[Dataset rows describing interfaces]
.....
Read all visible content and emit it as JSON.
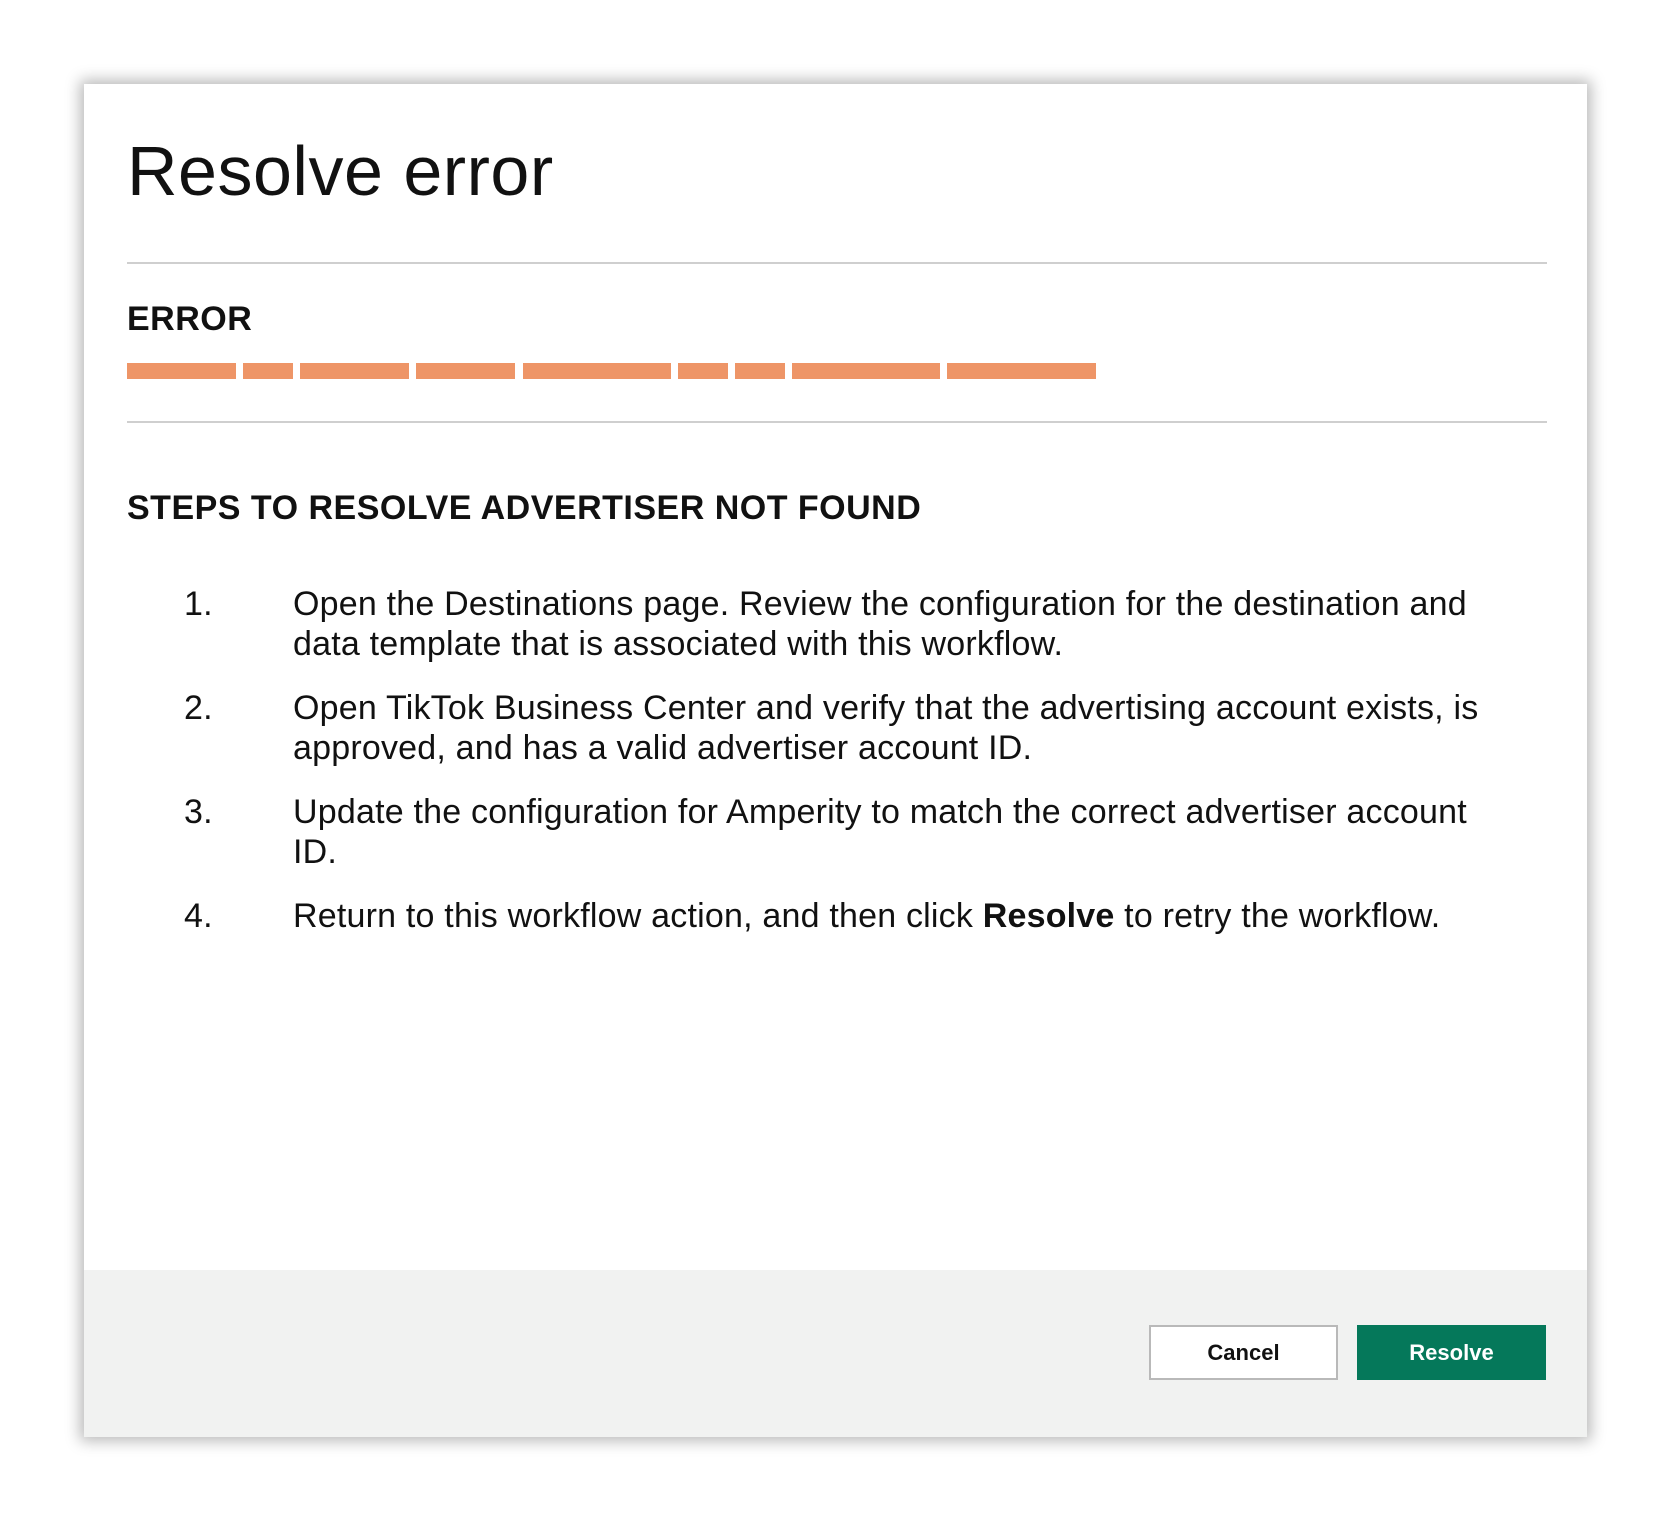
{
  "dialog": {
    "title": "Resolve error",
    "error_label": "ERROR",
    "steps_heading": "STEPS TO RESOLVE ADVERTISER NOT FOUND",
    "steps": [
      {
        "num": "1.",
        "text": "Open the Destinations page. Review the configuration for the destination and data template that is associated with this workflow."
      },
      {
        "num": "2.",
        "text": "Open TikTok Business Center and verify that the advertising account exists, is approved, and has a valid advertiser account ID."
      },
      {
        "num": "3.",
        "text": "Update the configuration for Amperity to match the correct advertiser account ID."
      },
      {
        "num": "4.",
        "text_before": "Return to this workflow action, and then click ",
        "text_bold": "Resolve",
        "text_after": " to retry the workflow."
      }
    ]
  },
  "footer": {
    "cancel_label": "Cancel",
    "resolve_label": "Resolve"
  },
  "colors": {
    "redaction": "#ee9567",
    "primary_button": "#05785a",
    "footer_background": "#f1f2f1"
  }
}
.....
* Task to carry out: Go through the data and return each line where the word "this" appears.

* Answer for the task:
        "text": "Open the Destinations page. Review the configuration for the destination and data template that is associated with this workflow."
        "text_before": "Return to this workflow action, and then click ",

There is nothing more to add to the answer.